**WHAT THE TASK ASKS**
In the material below, find every line containing "false" and copy that line.

• • • •

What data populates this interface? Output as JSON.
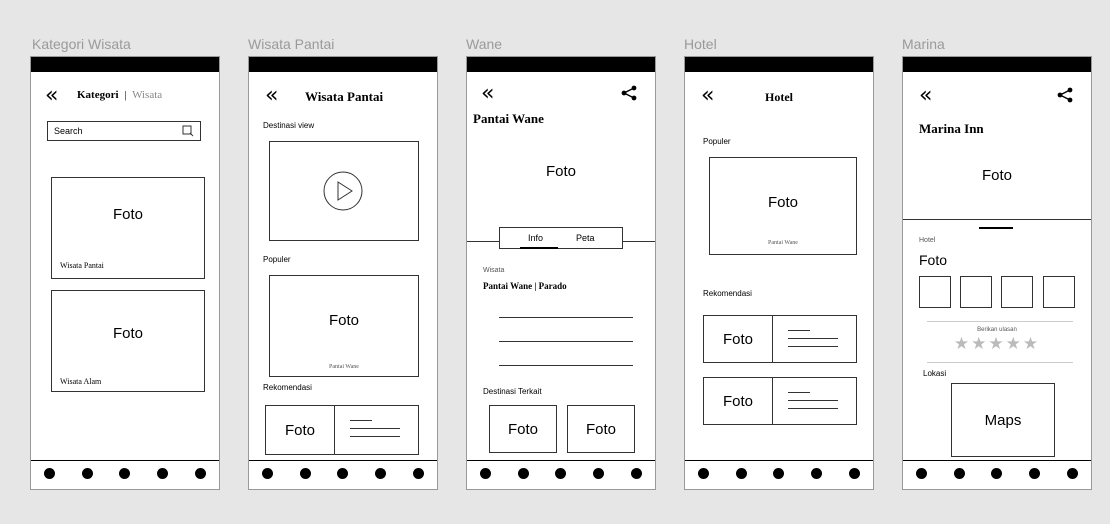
{
  "frames": {
    "kategori": {
      "label": "Kategori Wisata",
      "title_main": "Kategori",
      "title_sep": "|",
      "title_sub": "Wisata",
      "search_placeholder": "Search",
      "cards": [
        {
          "photo": "Foto",
          "caption": "Wisata Pantai"
        },
        {
          "photo": "Foto",
          "caption": "Wisata Alam"
        }
      ]
    },
    "pantai": {
      "label": "Wisata Pantai",
      "title": "Wisata Pantai",
      "section_destinasi": "Destinasi view",
      "section_populer": "Populer",
      "populer_photo": "Foto",
      "populer_caption": "Pantai Wane",
      "section_rekomendasi": "Rekomendasi",
      "rekomendasi_photo": "Foto"
    },
    "wane": {
      "label": "Wane",
      "title": "Pantai Wane",
      "photo": "Foto",
      "tabs": [
        "Info",
        "Peta"
      ],
      "category": "Wisata",
      "subtitle": "Pantai Wane | Parado",
      "section_terkait": "Destinasi Terkait",
      "related": [
        "Foto",
        "Foto"
      ]
    },
    "hotel": {
      "label": "Hotel",
      "title": "Hotel",
      "section_populer": "Populer",
      "populer_photo": "Foto",
      "populer_caption": "Pantai Wane",
      "section_rekomendasi": "Rekomendasi",
      "rekomendasi": [
        "Foto",
        "Foto"
      ]
    },
    "marina": {
      "label": "Marina",
      "title": "Marina Inn",
      "photo": "Foto",
      "category": "Hotel",
      "gallery_title": "Foto",
      "review_label": "Berikan ulasan",
      "stars": "★★★★★",
      "section_lokasi": "Lokasi",
      "maps": "Maps"
    }
  },
  "icons": {
    "back": "«",
    "search": "search-icon",
    "share": "share-icon",
    "play": "play-icon"
  }
}
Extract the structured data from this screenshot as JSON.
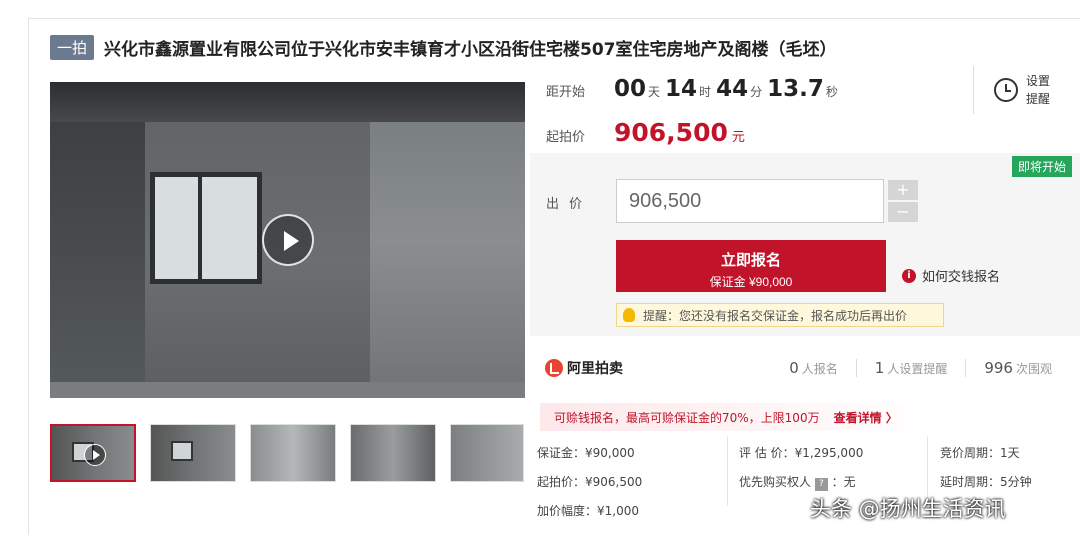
{
  "header": {
    "badge": "一拍",
    "title": "兴化市鑫源置业有限公司位于兴化市安丰镇育才小区沿街住宅楼507室住宅房地产及阁楼（毛坯）"
  },
  "countdown": {
    "label": "距开始",
    "days": "00",
    "days_unit": "天",
    "hours": "14",
    "hours_unit": "时",
    "minutes": "44",
    "minutes_unit": "分",
    "seconds": "13.7",
    "seconds_unit": "秒"
  },
  "reminder": {
    "label": "设置提醒"
  },
  "start_price": {
    "label": "起拍价",
    "value": "906,500",
    "unit": "元"
  },
  "bid": {
    "status_tag": "即将开始",
    "label": "出价",
    "value": "906,500",
    "plus": "+",
    "minus": "−",
    "signup_label": "立即报名",
    "deposit_label": "保证金 ¥90,000",
    "howto_label": "如何交钱报名",
    "tip_label": "提醒：您还没有报名交保证金，报名成功后再出价"
  },
  "platform": {
    "name": "阿里拍卖",
    "signups_count": "0",
    "signups_label": "人报名",
    "reminders_count": "1",
    "reminders_label": "人设置提醒",
    "views_count": "996",
    "views_label": "次围观"
  },
  "notice": {
    "text": "可赊钱报名，最高可赊保证金的70%，上限100万",
    "link": "查看详情 〉"
  },
  "details": {
    "deposit": "保证金：¥90,000",
    "start_price": "起拍价：¥906,500",
    "increment": "加价幅度：¥1,000",
    "appraisal": "评 估 价：¥1,295,000",
    "priority_buyer": "优先购买权人",
    "priority_value": "：无",
    "priority_tag": "?",
    "cycle": "竞价周期：1天",
    "delay": "延时周期：5分钟"
  },
  "watermark": "头条 @扬州生活资讯",
  "colors": {
    "accent": "#c1142a",
    "status_green": "#26a65b",
    "badge": "#6c7a8f"
  },
  "icons": [
    "play-icon",
    "alarm-clock-icon",
    "info-icon",
    "bulb-icon",
    "alibaba-auction-logo",
    "help-icon"
  ]
}
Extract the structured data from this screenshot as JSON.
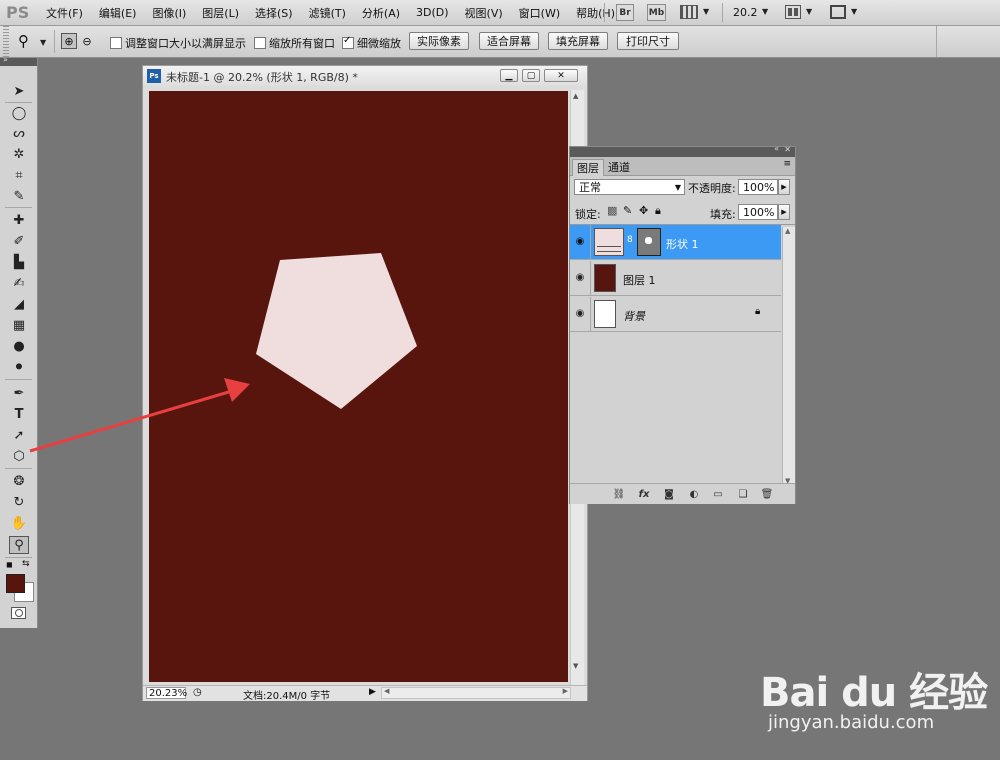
{
  "app": {
    "logo": "PS"
  },
  "menu": [
    "文件(F)",
    "编辑(E)",
    "图像(I)",
    "图层(L)",
    "选择(S)",
    "滤镜(T)",
    "分析(A)",
    "3D(D)",
    "视图(V)",
    "窗口(W)",
    "帮助(H)"
  ],
  "menubar": {
    "bridge_label": "Br",
    "minibridge_label": "Mb",
    "zoom_value": "20.2"
  },
  "options": {
    "resize_windows_label": "调整窗口大小以满屏显示",
    "zoom_all_label": "缩放所有窗口",
    "scrubby_zoom_label": "细微缩放",
    "actual_pixels_label": "实际像素",
    "fit_screen_label": "适合屏幕",
    "fill_screen_label": "填充屏幕",
    "print_size_label": "打印尺寸",
    "resize_windows_checked": false,
    "zoom_all_checked": false,
    "scrubby_zoom_checked": true
  },
  "document": {
    "title": "未标题-1 @ 20.2% (形状 1, RGB/8) *",
    "zoom_readout": "20.23%",
    "doc_info": "文档:20.4M/0 字节",
    "canvas_color": "#57150d",
    "shape_color": "#f0dede"
  },
  "colors": {
    "foreground": "#57150d",
    "background": "#ffffff",
    "arrow": "#e84040",
    "selection": "#3d9af4"
  },
  "layers_panel": {
    "tabs": [
      "图层",
      "通道"
    ],
    "blend_mode": "正常",
    "opacity_label": "不透明度:",
    "opacity_value": "100%",
    "lock_label": "锁定:",
    "fill_label": "填充:",
    "fill_value": "100%",
    "layers": [
      {
        "name": "形状 1",
        "selected": true
      },
      {
        "name": "图层 1",
        "selected": false
      },
      {
        "name": "背景",
        "selected": false
      }
    ]
  },
  "watermark": {
    "brand": "Bai du 经验",
    "url": "jingyan.baidu.com"
  }
}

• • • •

**REPLY**
    "resize_windows_checked": false,
    "zoom_all_checked": false,
        "selected": false
        "selected": false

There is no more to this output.